Your objective:
The job is to find each line of the records below that includes the word "name" and copy it.

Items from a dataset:
________________

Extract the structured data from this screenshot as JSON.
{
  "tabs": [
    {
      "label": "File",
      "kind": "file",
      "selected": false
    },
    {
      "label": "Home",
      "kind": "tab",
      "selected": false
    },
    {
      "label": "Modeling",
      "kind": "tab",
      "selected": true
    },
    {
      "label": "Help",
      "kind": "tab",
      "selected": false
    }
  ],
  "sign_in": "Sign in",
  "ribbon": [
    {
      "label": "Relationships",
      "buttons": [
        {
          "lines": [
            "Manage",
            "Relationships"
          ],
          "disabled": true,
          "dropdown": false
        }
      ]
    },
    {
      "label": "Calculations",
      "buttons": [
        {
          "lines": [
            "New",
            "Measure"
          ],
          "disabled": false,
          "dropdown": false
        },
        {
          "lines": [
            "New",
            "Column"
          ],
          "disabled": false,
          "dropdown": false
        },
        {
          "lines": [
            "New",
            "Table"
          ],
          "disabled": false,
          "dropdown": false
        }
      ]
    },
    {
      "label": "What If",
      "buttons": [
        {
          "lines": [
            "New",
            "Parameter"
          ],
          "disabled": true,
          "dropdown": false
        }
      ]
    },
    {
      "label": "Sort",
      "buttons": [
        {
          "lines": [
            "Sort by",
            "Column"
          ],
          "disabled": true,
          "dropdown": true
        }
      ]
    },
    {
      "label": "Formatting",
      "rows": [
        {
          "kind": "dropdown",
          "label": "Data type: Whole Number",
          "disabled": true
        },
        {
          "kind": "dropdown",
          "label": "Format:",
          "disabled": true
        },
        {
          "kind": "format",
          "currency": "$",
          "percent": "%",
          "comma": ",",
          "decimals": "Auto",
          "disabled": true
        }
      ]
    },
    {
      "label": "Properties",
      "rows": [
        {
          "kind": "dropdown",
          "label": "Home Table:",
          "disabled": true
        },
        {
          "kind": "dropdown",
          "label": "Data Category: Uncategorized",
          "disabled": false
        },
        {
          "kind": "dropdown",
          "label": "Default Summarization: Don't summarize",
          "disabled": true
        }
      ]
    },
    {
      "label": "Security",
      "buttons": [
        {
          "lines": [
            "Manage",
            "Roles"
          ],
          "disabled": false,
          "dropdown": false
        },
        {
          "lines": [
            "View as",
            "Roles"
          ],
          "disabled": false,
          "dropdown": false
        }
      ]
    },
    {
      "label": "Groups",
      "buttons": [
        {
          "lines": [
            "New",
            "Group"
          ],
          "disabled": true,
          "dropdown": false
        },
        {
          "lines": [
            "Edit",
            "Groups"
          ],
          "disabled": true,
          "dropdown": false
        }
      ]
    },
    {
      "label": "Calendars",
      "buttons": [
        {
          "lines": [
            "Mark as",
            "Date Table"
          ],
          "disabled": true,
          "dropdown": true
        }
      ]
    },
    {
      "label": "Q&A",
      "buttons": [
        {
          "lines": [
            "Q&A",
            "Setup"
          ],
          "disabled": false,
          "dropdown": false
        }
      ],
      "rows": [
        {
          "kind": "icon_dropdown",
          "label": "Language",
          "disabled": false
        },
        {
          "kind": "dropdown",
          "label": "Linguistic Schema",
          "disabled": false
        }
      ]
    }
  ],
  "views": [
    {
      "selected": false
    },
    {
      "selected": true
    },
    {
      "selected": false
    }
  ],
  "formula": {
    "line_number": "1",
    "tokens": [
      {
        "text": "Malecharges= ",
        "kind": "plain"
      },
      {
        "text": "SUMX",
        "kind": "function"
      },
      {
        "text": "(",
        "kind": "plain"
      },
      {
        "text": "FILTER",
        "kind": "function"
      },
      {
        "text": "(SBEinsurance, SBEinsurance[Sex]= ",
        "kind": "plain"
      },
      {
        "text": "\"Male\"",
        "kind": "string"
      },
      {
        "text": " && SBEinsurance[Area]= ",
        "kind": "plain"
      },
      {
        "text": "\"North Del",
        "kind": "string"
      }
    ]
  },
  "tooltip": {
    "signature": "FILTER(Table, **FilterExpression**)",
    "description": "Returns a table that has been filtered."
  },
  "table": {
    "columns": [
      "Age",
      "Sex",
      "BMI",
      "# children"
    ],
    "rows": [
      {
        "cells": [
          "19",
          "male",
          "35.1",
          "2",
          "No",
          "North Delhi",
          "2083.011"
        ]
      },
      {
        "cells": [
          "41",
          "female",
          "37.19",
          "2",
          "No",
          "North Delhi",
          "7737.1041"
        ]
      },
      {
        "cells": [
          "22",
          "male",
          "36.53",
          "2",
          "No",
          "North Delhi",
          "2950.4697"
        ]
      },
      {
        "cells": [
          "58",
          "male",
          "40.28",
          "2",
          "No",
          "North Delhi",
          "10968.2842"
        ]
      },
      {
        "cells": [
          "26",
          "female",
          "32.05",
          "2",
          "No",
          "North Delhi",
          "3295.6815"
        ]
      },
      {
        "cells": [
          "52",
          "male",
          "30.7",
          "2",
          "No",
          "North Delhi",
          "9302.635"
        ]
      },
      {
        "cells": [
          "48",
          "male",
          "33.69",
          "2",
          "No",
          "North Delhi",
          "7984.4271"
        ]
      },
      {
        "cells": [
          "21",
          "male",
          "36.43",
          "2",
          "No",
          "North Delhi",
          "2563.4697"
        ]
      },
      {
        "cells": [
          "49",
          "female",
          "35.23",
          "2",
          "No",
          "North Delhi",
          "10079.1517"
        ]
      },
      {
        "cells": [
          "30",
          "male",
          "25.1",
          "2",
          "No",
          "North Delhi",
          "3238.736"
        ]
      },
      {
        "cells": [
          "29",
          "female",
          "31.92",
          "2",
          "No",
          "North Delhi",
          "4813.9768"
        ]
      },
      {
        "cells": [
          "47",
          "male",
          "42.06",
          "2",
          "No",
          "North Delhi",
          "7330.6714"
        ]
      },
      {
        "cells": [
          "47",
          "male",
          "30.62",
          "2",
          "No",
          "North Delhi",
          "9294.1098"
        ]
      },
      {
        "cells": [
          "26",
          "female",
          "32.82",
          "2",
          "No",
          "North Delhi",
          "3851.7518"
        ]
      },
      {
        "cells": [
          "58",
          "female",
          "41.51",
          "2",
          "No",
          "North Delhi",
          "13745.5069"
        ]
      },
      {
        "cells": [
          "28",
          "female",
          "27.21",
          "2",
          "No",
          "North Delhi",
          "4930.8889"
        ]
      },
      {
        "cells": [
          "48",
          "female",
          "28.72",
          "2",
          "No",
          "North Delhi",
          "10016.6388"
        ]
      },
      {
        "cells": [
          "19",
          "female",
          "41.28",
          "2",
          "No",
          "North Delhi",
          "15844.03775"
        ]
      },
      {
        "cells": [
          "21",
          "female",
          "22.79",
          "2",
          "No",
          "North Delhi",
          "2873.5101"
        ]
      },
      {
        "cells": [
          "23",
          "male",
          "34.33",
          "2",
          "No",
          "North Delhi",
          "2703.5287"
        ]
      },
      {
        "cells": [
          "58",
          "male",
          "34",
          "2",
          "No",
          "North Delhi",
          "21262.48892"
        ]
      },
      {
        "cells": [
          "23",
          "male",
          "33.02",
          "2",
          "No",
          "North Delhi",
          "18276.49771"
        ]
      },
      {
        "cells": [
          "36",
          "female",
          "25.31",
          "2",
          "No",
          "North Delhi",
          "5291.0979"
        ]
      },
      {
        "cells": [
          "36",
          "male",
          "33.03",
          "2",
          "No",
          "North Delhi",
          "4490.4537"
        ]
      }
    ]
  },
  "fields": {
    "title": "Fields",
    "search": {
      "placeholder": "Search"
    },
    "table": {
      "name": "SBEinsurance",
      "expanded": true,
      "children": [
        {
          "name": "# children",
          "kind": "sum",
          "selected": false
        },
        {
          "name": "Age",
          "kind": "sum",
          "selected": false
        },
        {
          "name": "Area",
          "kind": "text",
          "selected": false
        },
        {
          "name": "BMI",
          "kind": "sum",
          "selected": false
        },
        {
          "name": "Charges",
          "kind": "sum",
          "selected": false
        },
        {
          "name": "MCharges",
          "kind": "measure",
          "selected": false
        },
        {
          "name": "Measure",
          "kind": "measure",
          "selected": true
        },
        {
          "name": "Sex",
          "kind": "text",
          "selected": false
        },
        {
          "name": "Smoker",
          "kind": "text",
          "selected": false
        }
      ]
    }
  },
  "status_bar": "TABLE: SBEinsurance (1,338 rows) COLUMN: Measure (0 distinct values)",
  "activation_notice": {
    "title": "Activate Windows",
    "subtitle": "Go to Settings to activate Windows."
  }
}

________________

Exercise result:
      "name": "SBEinsurance",
          "name": "# children",
          "name": "Age",
          "name": "Area",
          "name": "BMI",
          "name": "Charges",
          "name": "MCharges",
          "name": "Measure",
          "name": "Sex",
          "name": "Smoker",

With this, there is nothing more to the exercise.